Excerpts from an interface dataset:
※
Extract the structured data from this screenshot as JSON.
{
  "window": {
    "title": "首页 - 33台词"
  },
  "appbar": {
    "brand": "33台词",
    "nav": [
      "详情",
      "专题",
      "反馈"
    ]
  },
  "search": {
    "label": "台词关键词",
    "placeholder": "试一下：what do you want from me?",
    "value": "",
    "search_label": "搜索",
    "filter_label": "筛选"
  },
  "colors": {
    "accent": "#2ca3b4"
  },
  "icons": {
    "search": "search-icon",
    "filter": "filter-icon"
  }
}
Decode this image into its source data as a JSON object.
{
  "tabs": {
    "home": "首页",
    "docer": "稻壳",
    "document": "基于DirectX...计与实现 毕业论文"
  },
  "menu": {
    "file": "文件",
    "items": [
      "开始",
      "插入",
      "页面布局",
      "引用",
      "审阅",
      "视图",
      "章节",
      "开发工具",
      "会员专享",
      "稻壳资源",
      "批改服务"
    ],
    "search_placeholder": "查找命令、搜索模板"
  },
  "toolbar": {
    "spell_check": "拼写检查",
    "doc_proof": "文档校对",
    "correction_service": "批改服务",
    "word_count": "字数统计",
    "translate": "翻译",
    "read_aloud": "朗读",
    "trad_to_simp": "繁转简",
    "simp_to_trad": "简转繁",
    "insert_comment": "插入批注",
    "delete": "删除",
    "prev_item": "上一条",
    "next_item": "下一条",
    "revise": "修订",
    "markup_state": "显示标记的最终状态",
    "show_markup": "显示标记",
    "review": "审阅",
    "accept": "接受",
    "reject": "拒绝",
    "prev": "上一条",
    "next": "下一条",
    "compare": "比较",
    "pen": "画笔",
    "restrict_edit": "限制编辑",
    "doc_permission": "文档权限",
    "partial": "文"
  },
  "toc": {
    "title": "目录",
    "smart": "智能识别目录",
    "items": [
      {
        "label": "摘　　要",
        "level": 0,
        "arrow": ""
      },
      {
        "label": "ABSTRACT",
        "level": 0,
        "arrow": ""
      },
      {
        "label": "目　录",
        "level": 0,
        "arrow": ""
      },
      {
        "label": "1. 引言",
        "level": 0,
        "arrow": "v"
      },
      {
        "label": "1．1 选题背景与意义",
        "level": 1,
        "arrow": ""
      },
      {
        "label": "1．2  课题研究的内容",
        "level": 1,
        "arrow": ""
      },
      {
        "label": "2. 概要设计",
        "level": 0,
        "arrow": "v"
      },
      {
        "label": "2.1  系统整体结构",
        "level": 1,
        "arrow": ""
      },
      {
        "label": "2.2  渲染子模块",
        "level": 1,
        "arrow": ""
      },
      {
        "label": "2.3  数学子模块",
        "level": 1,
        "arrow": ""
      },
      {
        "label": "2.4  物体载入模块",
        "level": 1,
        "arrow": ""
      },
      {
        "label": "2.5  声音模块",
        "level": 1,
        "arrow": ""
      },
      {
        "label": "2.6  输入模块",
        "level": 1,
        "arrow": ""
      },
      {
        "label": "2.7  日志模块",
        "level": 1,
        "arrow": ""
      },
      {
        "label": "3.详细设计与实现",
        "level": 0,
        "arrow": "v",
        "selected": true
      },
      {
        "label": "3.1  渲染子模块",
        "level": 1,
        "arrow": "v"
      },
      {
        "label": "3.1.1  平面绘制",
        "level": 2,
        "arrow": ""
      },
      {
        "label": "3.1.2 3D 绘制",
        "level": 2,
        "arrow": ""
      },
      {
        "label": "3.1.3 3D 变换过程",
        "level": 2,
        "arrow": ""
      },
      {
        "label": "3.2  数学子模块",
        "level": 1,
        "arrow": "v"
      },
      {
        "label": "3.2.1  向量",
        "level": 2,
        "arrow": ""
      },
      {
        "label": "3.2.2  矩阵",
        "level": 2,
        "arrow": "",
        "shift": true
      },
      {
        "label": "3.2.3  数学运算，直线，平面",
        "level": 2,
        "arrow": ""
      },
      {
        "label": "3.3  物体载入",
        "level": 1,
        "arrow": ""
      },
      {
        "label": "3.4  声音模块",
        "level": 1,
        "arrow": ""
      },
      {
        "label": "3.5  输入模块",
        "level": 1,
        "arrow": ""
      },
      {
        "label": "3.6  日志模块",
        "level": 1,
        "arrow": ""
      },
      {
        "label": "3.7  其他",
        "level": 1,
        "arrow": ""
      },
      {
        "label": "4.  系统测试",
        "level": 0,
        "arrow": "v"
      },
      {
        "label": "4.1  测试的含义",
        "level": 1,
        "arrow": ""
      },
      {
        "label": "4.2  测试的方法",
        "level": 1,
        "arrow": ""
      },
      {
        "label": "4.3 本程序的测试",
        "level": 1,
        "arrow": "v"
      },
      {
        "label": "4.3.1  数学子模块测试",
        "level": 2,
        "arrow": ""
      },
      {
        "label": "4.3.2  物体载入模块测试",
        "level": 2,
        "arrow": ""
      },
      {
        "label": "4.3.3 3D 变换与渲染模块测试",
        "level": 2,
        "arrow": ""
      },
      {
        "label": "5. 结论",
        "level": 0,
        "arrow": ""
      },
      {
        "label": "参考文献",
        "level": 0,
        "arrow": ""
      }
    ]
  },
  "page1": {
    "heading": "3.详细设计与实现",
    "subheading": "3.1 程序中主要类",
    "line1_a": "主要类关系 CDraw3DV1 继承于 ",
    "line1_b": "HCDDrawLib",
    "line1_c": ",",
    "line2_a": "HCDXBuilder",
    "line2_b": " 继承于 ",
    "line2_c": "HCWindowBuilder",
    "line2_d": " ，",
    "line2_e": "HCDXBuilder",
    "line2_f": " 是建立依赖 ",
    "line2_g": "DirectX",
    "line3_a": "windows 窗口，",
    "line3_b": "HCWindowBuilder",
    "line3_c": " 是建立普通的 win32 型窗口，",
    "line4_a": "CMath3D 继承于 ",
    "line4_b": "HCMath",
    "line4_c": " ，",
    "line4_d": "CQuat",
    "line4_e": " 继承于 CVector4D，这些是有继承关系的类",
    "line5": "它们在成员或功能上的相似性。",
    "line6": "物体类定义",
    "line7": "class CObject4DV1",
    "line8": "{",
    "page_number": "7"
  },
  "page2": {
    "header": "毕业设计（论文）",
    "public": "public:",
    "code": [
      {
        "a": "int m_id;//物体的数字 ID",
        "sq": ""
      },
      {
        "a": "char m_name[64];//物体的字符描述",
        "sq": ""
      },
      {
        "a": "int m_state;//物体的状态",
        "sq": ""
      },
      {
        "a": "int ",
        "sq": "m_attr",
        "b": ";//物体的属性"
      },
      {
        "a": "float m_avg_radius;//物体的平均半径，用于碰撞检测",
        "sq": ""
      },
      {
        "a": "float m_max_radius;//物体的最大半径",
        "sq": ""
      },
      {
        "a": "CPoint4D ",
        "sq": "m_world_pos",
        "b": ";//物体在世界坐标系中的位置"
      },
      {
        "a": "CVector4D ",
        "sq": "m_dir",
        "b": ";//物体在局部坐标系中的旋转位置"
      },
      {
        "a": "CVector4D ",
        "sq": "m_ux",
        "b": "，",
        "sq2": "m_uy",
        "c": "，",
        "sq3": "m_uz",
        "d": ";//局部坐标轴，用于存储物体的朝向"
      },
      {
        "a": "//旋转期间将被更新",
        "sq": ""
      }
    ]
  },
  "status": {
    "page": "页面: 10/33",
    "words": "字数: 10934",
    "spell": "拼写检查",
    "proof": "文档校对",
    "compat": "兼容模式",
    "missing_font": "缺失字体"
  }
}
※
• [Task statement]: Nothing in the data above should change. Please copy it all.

• [Written response]:
Extract the structured data from this screenshot as JSON.
{
  "window": {
    "title": "首页 - 33台词"
  },
  "appbar": {
    "brand": "33台词",
    "nav": [
      "详情",
      "专题",
      "反馈"
    ]
  },
  "search": {
    "label": "台词关键词",
    "placeholder": "试一下：what do you want from me?",
    "value": "",
    "search_label": "搜索",
    "filter_label": "筛选"
  },
  "colors": {
    "accent": "#2ca3b4"
  },
  "icons": {
    "search": "search-icon",
    "filter": "filter-icon"
  }
}
Decode this image into its source data as a JSON object.
{
  "tabs": {
    "home": "首页",
    "docer": "稻壳",
    "document": "基于DirectX...计与实现 毕业论文"
  },
  "menu": {
    "file": "文件",
    "items": [
      "开始",
      "插入",
      "页面布局",
      "引用",
      "审阅",
      "视图",
      "章节",
      "开发工具",
      "会员专享",
      "稻壳资源",
      "批改服务"
    ],
    "search_placeholder": "查找命令、搜索模板"
  },
  "toolbar": {
    "spell_check": "拼写检查",
    "doc_proof": "文档校对",
    "correction_service": "批改服务",
    "word_count": "字数统计",
    "translate": "翻译",
    "read_aloud": "朗读",
    "trad_to_simp": "繁转简",
    "simp_to_trad": "简转繁",
    "insert_comment": "插入批注",
    "delete": "删除",
    "prev_item": "上一条",
    "next_item": "下一条",
    "revise": "修订",
    "markup_state": "显示标记的最终状态",
    "show_markup": "显示标记",
    "review": "审阅",
    "accept": "接受",
    "reject": "拒绝",
    "prev": "上一条",
    "next": "下一条",
    "compare": "比较",
    "pen": "画笔",
    "restrict_edit": "限制编辑",
    "doc_permission": "文档权限",
    "partial": "文"
  },
  "toc": {
    "title": "目录",
    "smart": "智能识别目录",
    "items": [
      {
        "label": "摘　　要",
        "level": 0,
        "arrow": ""
      },
      {
        "label": "ABSTRACT",
        "level": 0,
        "arrow": ""
      },
      {
        "label": "目　录",
        "level": 0,
        "arrow": ""
      },
      {
        "label": "1. 引言",
        "level": 0,
        "arrow": "v"
      },
      {
        "label": "1．1 选题背景与意义",
        "level": 1,
        "arrow": ""
      },
      {
        "label": "1．2  课题研究的内容",
        "level": 1,
        "arrow": ""
      },
      {
        "label": "2. 概要设计",
        "level": 0,
        "arrow": "v"
      },
      {
        "label": "2.1  系统整体结构",
        "level": 1,
        "arrow": ""
      },
      {
        "label": "2.2  渲染子模块",
        "level": 1,
        "arrow": ""
      },
      {
        "label": "2.3  数学子模块",
        "level": 1,
        "arrow": ""
      },
      {
        "label": "2.4  物体载入模块",
        "level": 1,
        "arrow": ""
      },
      {
        "label": "2.5  声音模块",
        "level": 1,
        "arrow": ""
      },
      {
        "label": "2.6  输入模块",
        "level": 1,
        "arrow": ""
      },
      {
        "label": "2.7  日志模块",
        "level": 1,
        "arrow": ""
      },
      {
        "label": "3.详细设计与实现",
        "level": 0,
        "arrow": "v",
        "selected": true
      },
      {
        "label": "3.1  渲染子模块",
        "level": 1,
        "arrow": "v"
      },
      {
        "label": "3.1.1  平面绘制",
        "level": 2,
        "arrow": ""
      },
      {
        "label": "3.1.2 3D 绘制",
        "level": 2,
        "arrow": ""
      },
      {
        "label": "3.1.3 3D 变换过程",
        "level": 2,
        "arrow": ""
      },
      {
        "label": "3.2  数学子模块",
        "level": 1,
        "arrow": "v"
      },
      {
        "label": "3.2.1  向量",
        "level": 2,
        "arrow": ""
      },
      {
        "label": "3.2.2  矩阵",
        "level": 2,
        "arrow": "",
        "shift": true
      },
      {
        "label": "3.2.3  数学运算，直线，平面",
        "level": 2,
        "arrow": ""
      },
      {
        "label": "3.3  物体载入",
        "level": 1,
        "arrow": ""
      },
      {
        "label": "3.4  声音模块",
        "level": 1,
        "arrow": ""
      },
      {
        "label": "3.5  输入模块",
        "level": 1,
        "arrow": ""
      },
      {
        "label": "3.6  日志模块",
        "level": 1,
        "arrow": ""
      },
      {
        "label": "3.7  其他",
        "level": 1,
        "arrow": ""
      },
      {
        "label": "4.  系统测试",
        "level": 0,
        "arrow": "v"
      },
      {
        "label": "4.1  测试的含义",
        "level": 1,
        "arrow": ""
      },
      {
        "label": "4.2  测试的方法",
        "level": 1,
        "arrow": ""
      },
      {
        "label": "4.3 本程序的测试",
        "level": 1,
        "arrow": "v"
      },
      {
        "label": "4.3.1  数学子模块测试",
        "level": 2,
        "arrow": ""
      },
      {
        "label": "4.3.2  物体载入模块测试",
        "level": 2,
        "arrow": ""
      },
      {
        "label": "4.3.3 3D 变换与渲染模块测试",
        "level": 2,
        "arrow": ""
      },
      {
        "label": "5. 结论",
        "level": 0,
        "arrow": ""
      },
      {
        "label": "参考文献",
        "level": 0,
        "arrow": ""
      }
    ]
  },
  "page1": {
    "heading": "3.详细设计与实现",
    "subheading": "3.1 程序中主要类",
    "line1_a": "主要类关系 CDraw3DV1 继承于 ",
    "line1_b": "HCDDrawLib",
    "line1_c": ",",
    "line2_a": "HCDXBuilder",
    "line2_b": " 继承于 ",
    "line2_c": "HCWindowBuilder",
    "line2_d": " ，",
    "line2_e": "HCDXBuilder",
    "line2_f": " 是建立依赖 ",
    "line2_g": "DirectX",
    "line3_a": "windows 窗口，",
    "line3_b": "HCWindowBuilder",
    "line3_c": " 是建立普通的 win32 型窗口，",
    "line4_a": "CMath3D 继承于 ",
    "line4_b": "HCMath",
    "line4_c": " ，",
    "line4_d": "CQuat",
    "line4_e": " 继承于 CVector4D，这些是有继承关系的类",
    "line5": "它们在成员或功能上的相似性。",
    "line6": "物体类定义",
    "line7": "class CObject4DV1",
    "line8": "{",
    "page_number": "7"
  },
  "page2": {
    "header": "毕业设计（论文）",
    "public": "public:",
    "code": [
      {
        "a": "int m_id;//物体的数字 ID",
        "sq": ""
      },
      {
        "a": "char m_name[64];//物体的字符描述",
        "sq": ""
      },
      {
        "a": "int m_state;//物体的状态",
        "sq": ""
      },
      {
        "a": "int ",
        "sq": "m_attr",
        "b": ";//物体的属性"
      },
      {
        "a": "float m_avg_radius;//物体的平均半径，用于碰撞检测",
        "sq": ""
      },
      {
        "a": "float m_max_radius;//物体的最大半径",
        "sq": ""
      },
      {
        "a": "CPoint4D ",
        "sq": "m_world_pos",
        "b": ";//物体在世界坐标系中的位置"
      },
      {
        "a": "CVector4D ",
        "sq": "m_dir",
        "b": ";//物体在局部坐标系中的旋转位置"
      },
      {
        "a": "CVector4D ",
        "sq": "m_ux",
        "b": "，",
        "sq2": "m_uy",
        "c": "，",
        "sq3": "m_uz",
        "d": ";//局部坐标轴，用于存储物体的朝向"
      },
      {
        "a": "//旋转期间将被更新",
        "sq": ""
      }
    ]
  },
  "status": {
    "page": "页面: 10/33",
    "words": "字数: 10934",
    "spell": "拼写检查",
    "proof": "文档校对",
    "compat": "兼容模式",
    "missing_font": "缺失字体"
  }
}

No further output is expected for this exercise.